[INSTRUCTIONS TO FOLLOW] Copy each line of the entries below that contains the string "this".

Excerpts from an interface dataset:
○ ○ ○

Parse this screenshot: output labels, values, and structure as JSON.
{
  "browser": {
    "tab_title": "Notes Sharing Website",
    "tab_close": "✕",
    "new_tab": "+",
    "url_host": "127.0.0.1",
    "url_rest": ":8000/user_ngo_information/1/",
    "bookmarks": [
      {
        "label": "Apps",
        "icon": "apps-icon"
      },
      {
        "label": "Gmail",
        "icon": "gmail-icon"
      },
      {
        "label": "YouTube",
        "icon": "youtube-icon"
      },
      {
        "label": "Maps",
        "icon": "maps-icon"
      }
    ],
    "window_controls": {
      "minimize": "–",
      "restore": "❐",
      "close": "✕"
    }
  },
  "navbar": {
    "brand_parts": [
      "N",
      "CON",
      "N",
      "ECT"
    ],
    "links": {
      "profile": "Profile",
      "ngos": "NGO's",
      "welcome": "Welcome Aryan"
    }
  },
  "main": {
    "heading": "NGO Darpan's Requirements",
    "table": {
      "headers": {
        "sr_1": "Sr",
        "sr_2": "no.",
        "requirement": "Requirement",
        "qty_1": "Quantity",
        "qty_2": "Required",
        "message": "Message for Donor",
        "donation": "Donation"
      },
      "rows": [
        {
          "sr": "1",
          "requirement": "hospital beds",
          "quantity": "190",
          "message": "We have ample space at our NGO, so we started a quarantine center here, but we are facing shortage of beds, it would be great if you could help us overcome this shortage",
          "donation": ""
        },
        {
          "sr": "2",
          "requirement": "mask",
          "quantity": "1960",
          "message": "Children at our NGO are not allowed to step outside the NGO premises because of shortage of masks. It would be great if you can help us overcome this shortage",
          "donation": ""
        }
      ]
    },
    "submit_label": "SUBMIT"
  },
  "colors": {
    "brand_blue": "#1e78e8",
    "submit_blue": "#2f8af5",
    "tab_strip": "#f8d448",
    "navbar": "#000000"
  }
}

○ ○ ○

[TASK OUTPUT]
Parse this screenshot: output labels, values, and structure as JSON.
          "message": "We have ample space at our NGO, so we started a quarantine center here, but we are facing shortage of beds, it would be great if you could help us overcome this shortage",
          "message": "Children at our NGO are not allowed to step outside the NGO premises because of shortage of masks. It would be great if you can help us overcome this shortage",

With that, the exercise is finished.